Information provided

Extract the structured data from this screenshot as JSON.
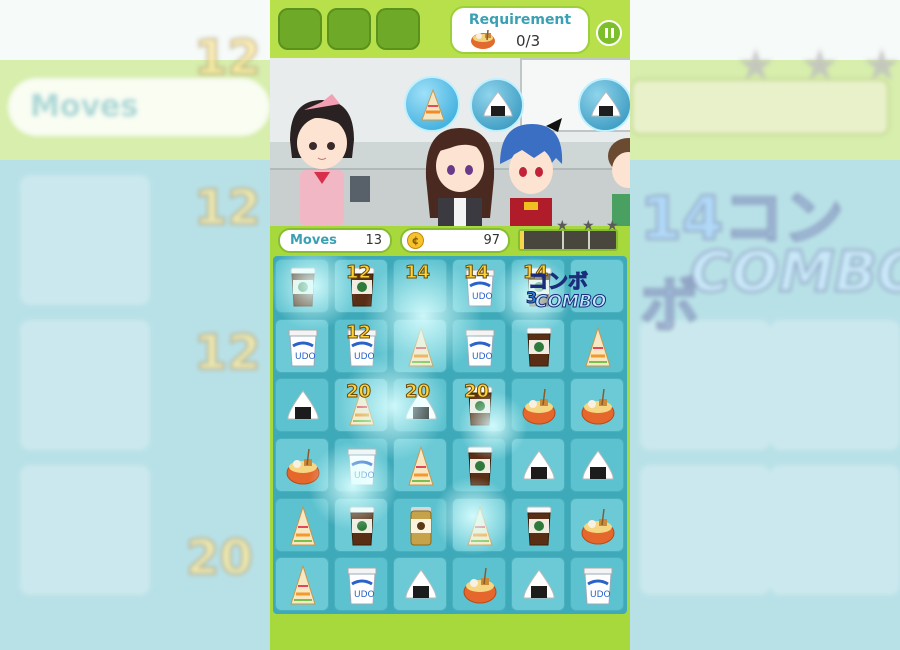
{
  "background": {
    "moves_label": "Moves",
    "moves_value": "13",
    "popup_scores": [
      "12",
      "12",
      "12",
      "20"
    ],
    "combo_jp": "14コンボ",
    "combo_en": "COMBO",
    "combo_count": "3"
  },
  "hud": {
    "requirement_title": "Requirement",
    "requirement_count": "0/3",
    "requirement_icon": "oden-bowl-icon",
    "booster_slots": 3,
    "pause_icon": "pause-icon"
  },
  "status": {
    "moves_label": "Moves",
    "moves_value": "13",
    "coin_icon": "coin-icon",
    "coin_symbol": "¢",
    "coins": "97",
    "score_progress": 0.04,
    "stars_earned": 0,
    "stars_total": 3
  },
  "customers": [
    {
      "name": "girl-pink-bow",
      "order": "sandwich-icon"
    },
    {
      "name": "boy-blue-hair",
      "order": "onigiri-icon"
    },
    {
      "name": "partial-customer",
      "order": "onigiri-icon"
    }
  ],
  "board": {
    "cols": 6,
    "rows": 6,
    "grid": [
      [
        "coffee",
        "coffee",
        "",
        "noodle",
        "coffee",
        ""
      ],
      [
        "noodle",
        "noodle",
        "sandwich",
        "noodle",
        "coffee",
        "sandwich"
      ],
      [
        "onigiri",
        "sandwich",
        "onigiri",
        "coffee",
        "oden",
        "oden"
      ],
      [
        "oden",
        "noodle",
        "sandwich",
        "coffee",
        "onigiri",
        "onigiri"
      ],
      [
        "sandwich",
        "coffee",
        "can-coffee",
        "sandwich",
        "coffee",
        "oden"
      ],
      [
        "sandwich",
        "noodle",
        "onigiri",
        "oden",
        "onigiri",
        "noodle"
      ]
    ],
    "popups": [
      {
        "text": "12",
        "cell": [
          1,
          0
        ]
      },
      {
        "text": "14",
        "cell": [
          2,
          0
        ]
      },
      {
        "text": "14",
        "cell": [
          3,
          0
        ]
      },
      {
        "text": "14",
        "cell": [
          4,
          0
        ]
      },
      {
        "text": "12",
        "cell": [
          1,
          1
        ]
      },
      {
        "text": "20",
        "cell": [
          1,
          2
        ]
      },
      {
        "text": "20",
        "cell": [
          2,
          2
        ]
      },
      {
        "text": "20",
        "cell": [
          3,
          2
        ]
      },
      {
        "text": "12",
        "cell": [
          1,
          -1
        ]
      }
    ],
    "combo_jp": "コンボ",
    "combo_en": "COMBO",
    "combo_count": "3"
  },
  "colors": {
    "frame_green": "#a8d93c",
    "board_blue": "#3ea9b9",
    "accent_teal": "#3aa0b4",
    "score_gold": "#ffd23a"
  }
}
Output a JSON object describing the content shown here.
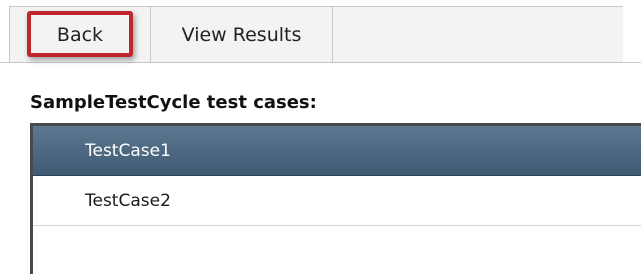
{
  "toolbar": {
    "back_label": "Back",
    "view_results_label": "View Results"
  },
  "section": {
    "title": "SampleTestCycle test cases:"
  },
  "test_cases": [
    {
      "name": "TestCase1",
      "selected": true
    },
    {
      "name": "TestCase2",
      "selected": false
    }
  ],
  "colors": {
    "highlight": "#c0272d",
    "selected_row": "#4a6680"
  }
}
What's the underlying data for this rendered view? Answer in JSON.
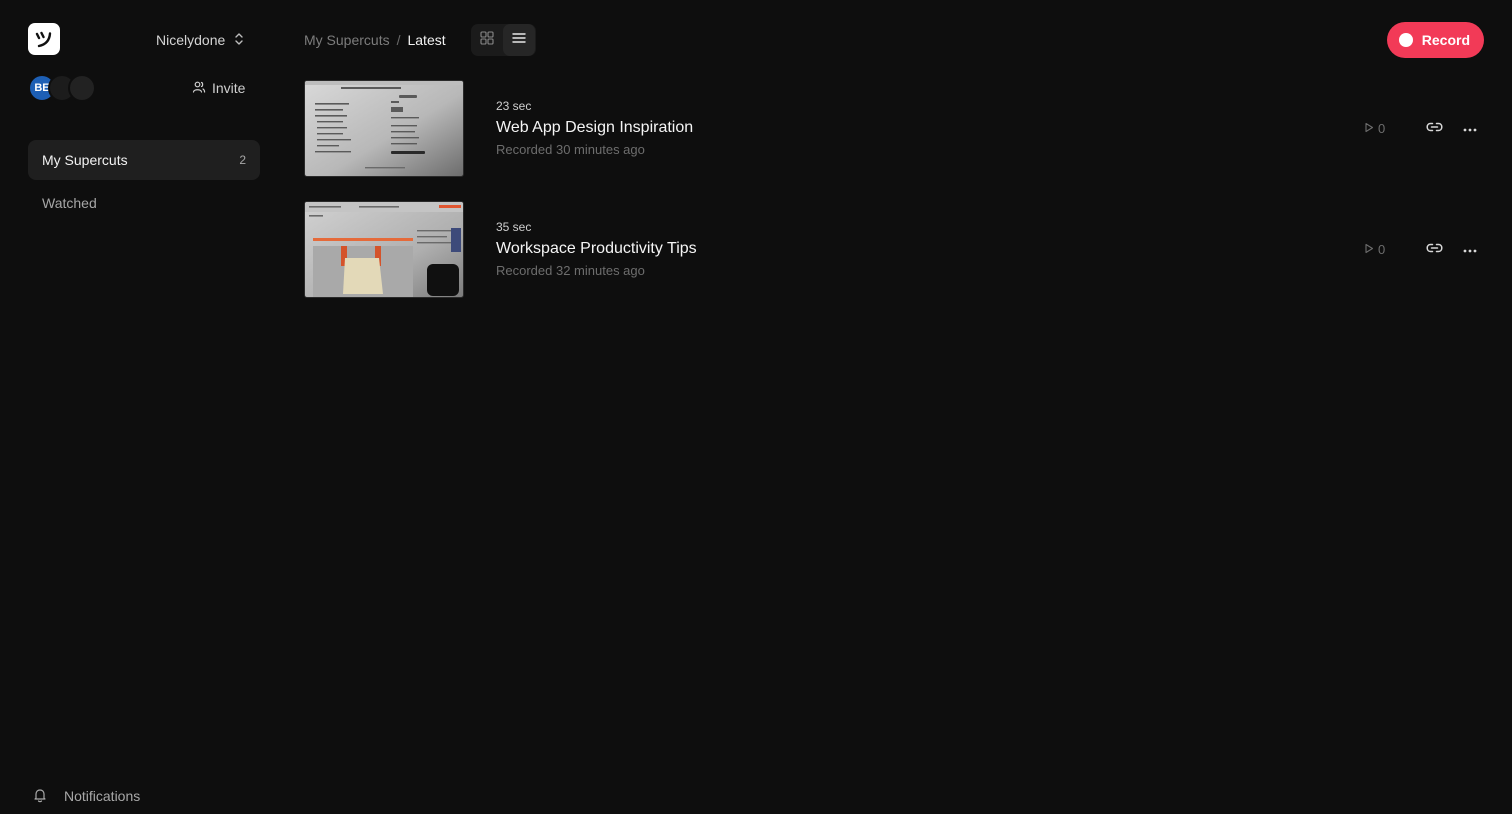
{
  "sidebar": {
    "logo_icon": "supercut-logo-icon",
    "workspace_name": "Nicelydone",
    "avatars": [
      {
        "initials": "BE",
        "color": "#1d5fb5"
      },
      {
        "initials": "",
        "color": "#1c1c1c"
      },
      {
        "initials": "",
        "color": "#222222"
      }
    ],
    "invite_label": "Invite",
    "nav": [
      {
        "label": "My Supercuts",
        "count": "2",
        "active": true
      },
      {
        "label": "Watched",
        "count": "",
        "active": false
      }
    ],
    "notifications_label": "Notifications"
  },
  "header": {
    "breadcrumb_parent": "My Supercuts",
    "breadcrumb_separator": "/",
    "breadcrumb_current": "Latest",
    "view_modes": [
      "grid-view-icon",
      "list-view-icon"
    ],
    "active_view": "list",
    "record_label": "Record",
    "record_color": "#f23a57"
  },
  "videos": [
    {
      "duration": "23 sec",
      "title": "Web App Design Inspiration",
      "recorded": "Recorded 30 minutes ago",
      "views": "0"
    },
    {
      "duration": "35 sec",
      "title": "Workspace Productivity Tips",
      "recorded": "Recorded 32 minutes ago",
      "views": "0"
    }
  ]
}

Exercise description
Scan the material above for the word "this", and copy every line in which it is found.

Written answer
Extract the structured data from this screenshot as JSON.
What's the underlying data for this rendered view? Answer in JSON.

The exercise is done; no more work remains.